Bottom line blues (MGMA annual meeting)
Months before the Medical Group Management Assn. annual conference, the MGMA asked its 2,800 members about their biggest challenges in running a group practice.
No. 1 on the list: maintaining physician reimbursement in an era of declining revenues. No. 2: dealing with operating costs rising faster than revenues. Thirty-two other areas — most linked to the top two — were called “considerable” or “extreme” challenges.
Total operating costs for practices have risen 43.1% since 2001, said William F. Jessee, MD, president and CEO of MGMA, while the Consumer Price Index has risen 24.2% and the Medicare conversion factor has flatlined at 0%. The factor converts the geographically adjusted number of relative value units for each service in the Medicare physician payment schedule into a dollar payment amount.

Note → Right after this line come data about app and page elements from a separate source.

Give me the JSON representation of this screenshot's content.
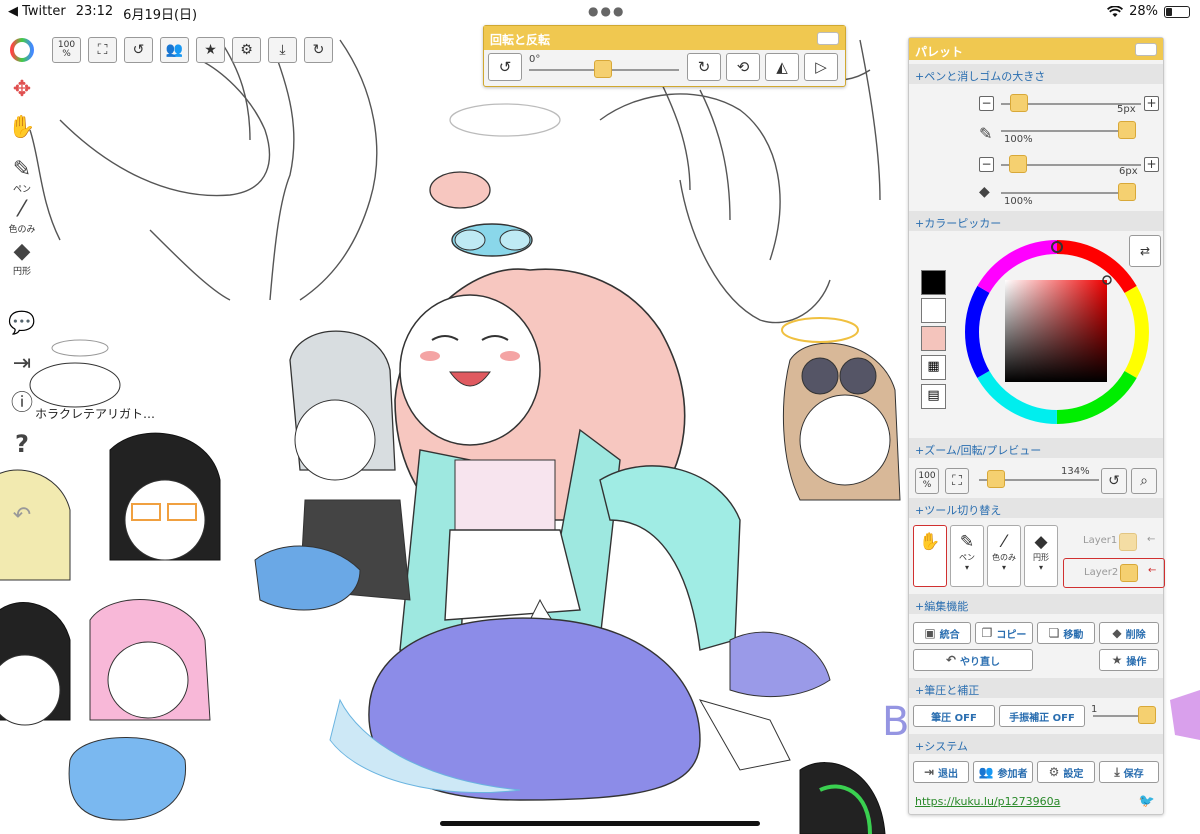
{
  "status_bar": {
    "back_app": "◀ Twitter",
    "time": "23:12",
    "date": "6月19日(日)",
    "battery_text": "28%",
    "battery_level": 0.28
  },
  "left_tools": [
    {
      "name": "color-wheel-icon",
      "label": ""
    },
    {
      "name": "move-icon",
      "label": ""
    },
    {
      "name": "hand-icon",
      "label": ""
    },
    {
      "name": "pen-icon",
      "label": "ペン"
    },
    {
      "name": "eyedropper-icon",
      "label": "色のみ"
    },
    {
      "name": "eraser-icon",
      "label": "円形"
    },
    {
      "name": "chat-icon",
      "label": ""
    },
    {
      "name": "exit-icon",
      "label": ""
    },
    {
      "name": "info-icon",
      "label": ""
    },
    {
      "name": "help-icon",
      "label": "?"
    },
    {
      "name": "undo-icon",
      "label": ""
    }
  ],
  "top_toolbar": {
    "zoom_label": "100",
    "zoom_unit": "%",
    "buttons": [
      "fit-screen-icon",
      "rotate-icon",
      "participants-icon",
      "star-icon",
      "gear-icon",
      "download-icon",
      "redo-icon"
    ]
  },
  "rotate_window": {
    "title": "回転と反転",
    "angle_label": "0°",
    "angle_value": 0
  },
  "palette": {
    "title": "パレット",
    "pen_size_section": "+ペンと消しゴムの大きさ",
    "pen_size": "5px",
    "pen_opacity": "100%",
    "eraser_size": "6px",
    "eraser_opacity": "100%",
    "color_picker_section": "+カラーピッカー",
    "swatches": [
      "#000000",
      "#ffffff",
      "#f4c4bc"
    ],
    "zoom_section": "+ズーム/回転/プレビュー",
    "zoom_btn": "100",
    "zoom_btn_unit": "%",
    "zoom_value": "134%",
    "tool_switch_section": "+ツール切り替え",
    "tools": [
      {
        "label": ""
      },
      {
        "label": "ペン"
      },
      {
        "label": "色のみ"
      },
      {
        "label": "円形"
      }
    ],
    "layers": [
      "Layer1",
      "Layer2"
    ],
    "edit_section": "+編集機能",
    "edit_buttons": {
      "merge": "統合",
      "copy": "コピー",
      "move": "移動",
      "delete": "削除",
      "redo": "やり直し",
      "operate": "操作"
    },
    "pressure_section": "+筆圧と補正",
    "pressure_btn": "筆圧 OFF",
    "stabilizer_btn": "手振補正 OFF",
    "stabilizer_value": "1",
    "system_section": "+システム",
    "system_buttons": {
      "exit": "退出",
      "participants": "参加者",
      "settings": "設定",
      "save": "保存"
    },
    "url": "https://kuku.lu/p1273960a"
  },
  "canvas_text": {
    "speech": "ホラクレテアリガト…"
  }
}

Physician income barely kept pace with inflation this year, especially in specialty practices, according to MGMA’s annual physician compensation and production survey. Dr. Jesse said this is prompting many doctors to sell their practices to hospitals. Those remaining are less likely to invest in the practice.

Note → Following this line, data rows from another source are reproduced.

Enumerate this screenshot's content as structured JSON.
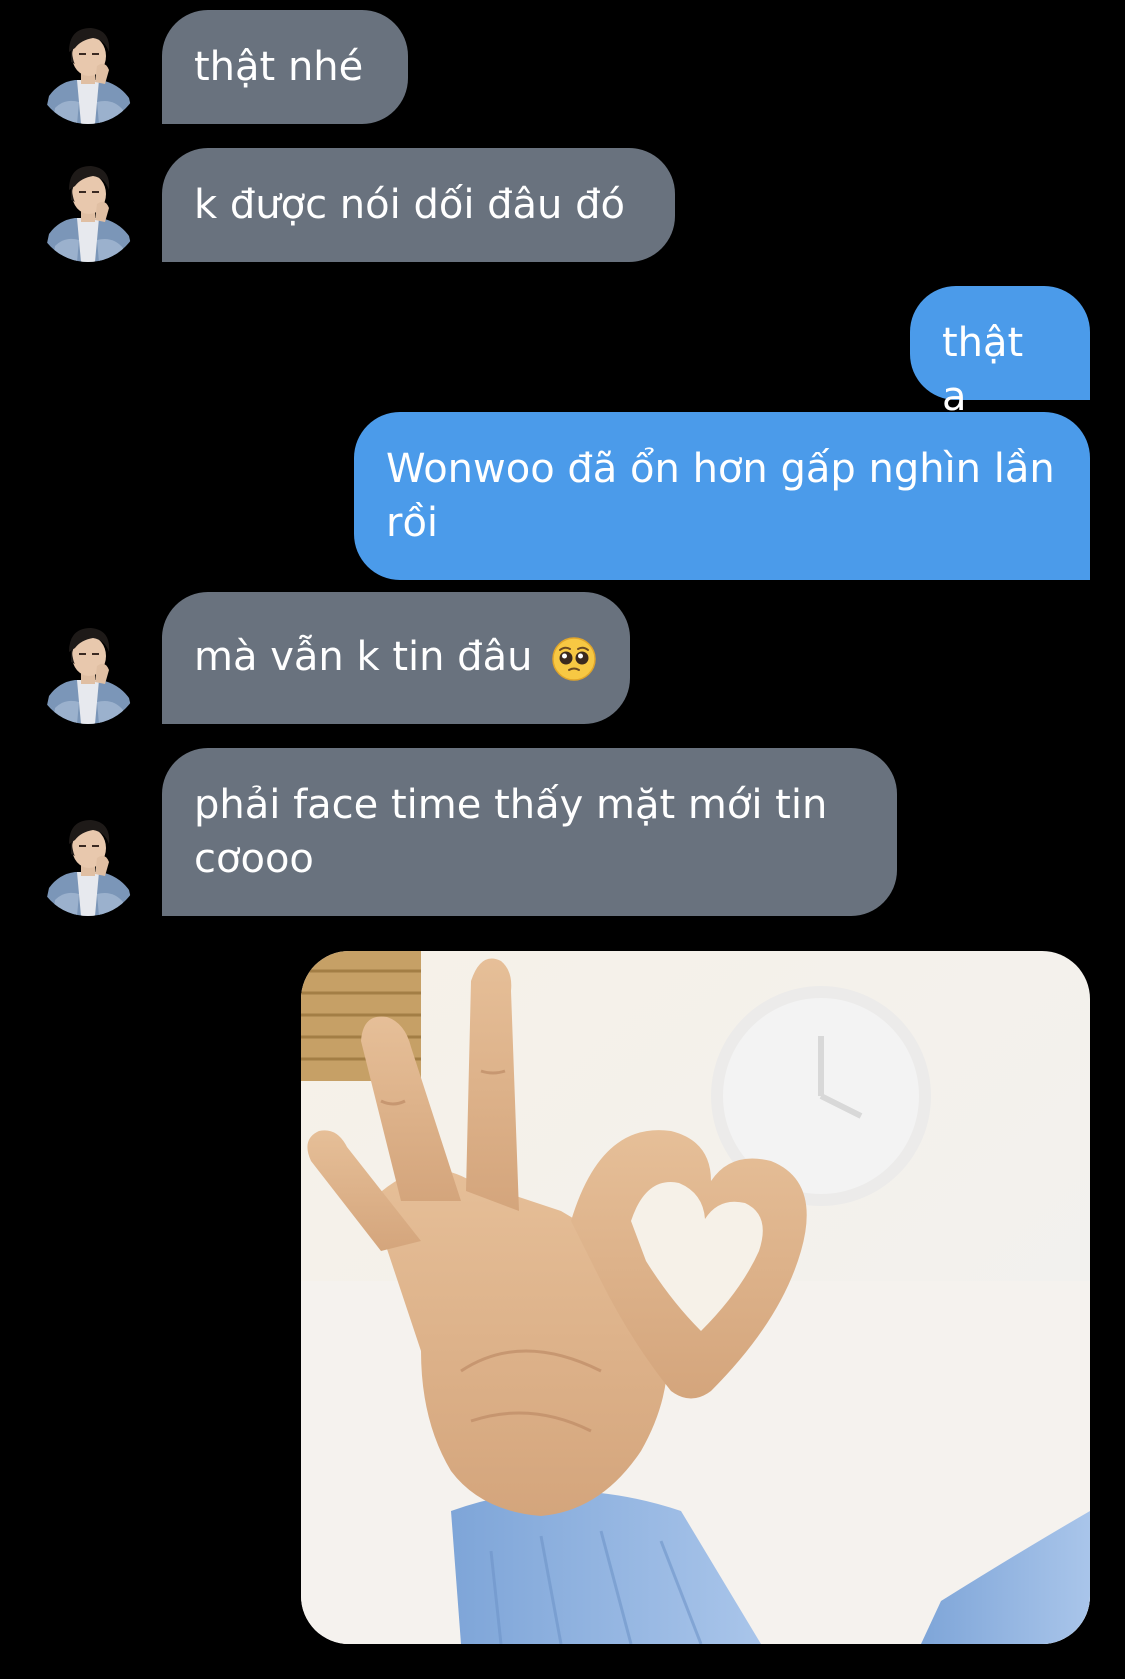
{
  "conversation": {
    "messages": [
      {
        "sender": "contact",
        "text": "thật nhé"
      },
      {
        "sender": "contact",
        "text": "k được nói dối đâu đó"
      },
      {
        "sender": "me",
        "text": "thật ạ"
      },
      {
        "sender": "me",
        "text": "Wonwoo đã ổn hơn gấp nghìn lần rồi"
      },
      {
        "sender": "contact",
        "text": "mà vẫn k tin đâu",
        "emoji": "pleading-face-emoji"
      },
      {
        "sender": "contact",
        "text": "phải face time thấy mặt mới tin cơooo"
      },
      {
        "sender": "me",
        "attachment": "photo",
        "description_icon": "heart-hand-photo"
      }
    ]
  },
  "colors": {
    "background": "#000000",
    "incoming_bubble": "#69727e",
    "outgoing_bubble": "#4b9bea",
    "text": "#ffffff"
  },
  "icons": {
    "avatar": "contact-avatar",
    "emoji": "pleading-face-emoji"
  }
}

“The only way a practice can keep up is to increase volume,” Dr. Jessee said. “But if you’re running as fast as you can, you can’t run any faster.”

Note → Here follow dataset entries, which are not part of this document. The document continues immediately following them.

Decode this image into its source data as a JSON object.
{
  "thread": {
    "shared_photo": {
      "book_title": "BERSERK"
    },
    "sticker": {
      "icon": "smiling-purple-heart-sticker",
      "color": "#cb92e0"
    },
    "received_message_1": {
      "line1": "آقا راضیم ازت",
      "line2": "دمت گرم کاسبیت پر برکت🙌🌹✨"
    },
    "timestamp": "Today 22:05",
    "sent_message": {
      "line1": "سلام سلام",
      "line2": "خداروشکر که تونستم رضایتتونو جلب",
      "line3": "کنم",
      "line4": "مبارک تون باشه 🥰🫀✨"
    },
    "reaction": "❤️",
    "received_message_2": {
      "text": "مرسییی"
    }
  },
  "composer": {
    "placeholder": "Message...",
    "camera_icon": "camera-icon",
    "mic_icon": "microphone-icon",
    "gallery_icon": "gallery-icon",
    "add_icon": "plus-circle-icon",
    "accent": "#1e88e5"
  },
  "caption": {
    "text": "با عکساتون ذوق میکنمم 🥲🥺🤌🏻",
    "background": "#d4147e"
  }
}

The MGMA conference had many sessions on tips and tricks to cut costs or add business. But the gloomy consensus was that physicians on their own could only do so much and the answers need to come from payers — private, commercial and, especially, Medicare.